In: Advances in Marine Biology. Academic Press: London, New York. ISSN 0065-2881, more
Peer reviewed article  

Available in  Authors 

Keywords
    Biogeography; Marine; Parasites; Trematoda [WoRMS]; Marine
Author keywords
    Invasion; Trematode; Parasite escape; Enemy release; Introduction vector

Authors  Top 
  • Blakeslee, A.M.H.
  • Fowler, A.E.
  • Keogh, C.L.

Abstract
    Marine invasions have risen over time with enhanced globalization, and so has the introduction of non-native hosts and their parasites. An important and well-supported paradigm of invasion biology is the significant loss of parasites that hosts enjoy in introduced regions compared to native regions (i.e. parasite escape), yet less is known about the factors that influence parasite escape in marine systems. Here, we compile an up-to-date review of marine parasite invasions and test several hypotheses related to host invasion pathway that we suspected could influence parasite escape across the 31 host–parasite systems included in our investigation. In general, we continued to show significant support for parasite escape; however, escape varied among parasite taxa, with most taxa demonstrating moderate levels of escape and a few showing complete or no escape. Moreover, we revealed several important factors related to host taxa, geography, time, and vector of introduction that influenced parasite escape, and in some cases demonstrated significant interactions, revealing the complexity of the invasion pathway in filtering parasites from native to introduced regions. In some (but not all) cases, there was also evidence of invasive host advantages due to parasite escape, but more evidence is required to demonstrate clear support for the enemy release hypothesis. In general, our study revealed the need for further research across systems, especially in understudied regions of the world.

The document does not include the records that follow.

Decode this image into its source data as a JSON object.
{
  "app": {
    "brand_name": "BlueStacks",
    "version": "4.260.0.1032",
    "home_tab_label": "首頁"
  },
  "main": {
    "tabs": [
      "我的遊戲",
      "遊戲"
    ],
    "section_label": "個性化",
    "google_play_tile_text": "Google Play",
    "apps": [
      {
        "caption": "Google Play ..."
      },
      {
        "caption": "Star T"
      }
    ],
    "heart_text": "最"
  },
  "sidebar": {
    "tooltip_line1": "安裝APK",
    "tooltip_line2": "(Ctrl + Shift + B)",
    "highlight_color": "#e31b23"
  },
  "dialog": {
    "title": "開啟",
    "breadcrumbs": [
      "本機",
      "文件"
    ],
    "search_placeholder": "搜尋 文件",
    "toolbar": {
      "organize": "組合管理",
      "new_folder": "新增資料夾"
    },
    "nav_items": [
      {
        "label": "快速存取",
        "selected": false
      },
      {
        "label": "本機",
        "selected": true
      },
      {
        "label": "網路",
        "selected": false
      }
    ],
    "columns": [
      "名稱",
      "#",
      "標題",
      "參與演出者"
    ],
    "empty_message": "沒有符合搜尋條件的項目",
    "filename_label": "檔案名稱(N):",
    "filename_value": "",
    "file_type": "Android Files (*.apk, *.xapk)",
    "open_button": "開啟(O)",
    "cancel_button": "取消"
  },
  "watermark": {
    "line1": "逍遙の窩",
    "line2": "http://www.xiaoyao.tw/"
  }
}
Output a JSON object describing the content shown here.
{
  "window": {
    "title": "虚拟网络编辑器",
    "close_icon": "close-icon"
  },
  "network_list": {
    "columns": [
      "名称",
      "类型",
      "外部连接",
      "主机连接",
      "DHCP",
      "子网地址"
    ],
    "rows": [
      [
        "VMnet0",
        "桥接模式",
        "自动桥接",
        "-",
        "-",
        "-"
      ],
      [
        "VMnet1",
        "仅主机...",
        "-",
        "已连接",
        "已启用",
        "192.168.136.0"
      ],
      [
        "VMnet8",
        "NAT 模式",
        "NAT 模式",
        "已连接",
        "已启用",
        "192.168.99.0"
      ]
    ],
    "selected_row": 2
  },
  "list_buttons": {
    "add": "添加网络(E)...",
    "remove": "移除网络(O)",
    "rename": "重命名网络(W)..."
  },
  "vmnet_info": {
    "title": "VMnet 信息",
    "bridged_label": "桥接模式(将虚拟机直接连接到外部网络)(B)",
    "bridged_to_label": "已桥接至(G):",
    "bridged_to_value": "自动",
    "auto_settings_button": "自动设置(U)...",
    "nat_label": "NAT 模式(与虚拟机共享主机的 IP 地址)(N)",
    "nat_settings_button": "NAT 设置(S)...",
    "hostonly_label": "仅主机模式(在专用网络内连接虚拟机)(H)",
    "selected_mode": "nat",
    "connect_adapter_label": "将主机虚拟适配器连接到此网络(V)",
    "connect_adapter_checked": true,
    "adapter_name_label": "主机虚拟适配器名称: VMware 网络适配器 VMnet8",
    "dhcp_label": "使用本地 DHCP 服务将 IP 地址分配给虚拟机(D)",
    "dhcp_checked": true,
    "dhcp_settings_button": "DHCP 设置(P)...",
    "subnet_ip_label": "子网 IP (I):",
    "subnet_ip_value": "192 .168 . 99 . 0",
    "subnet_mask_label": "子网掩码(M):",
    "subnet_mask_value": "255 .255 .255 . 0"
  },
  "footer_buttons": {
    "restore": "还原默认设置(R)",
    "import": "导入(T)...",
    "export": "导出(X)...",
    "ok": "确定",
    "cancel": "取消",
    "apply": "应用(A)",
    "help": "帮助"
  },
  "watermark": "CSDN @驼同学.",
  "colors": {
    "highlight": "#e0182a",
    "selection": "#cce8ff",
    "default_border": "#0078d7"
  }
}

All data in IMIS is subject to the VLIZ privacy policy Top | Authors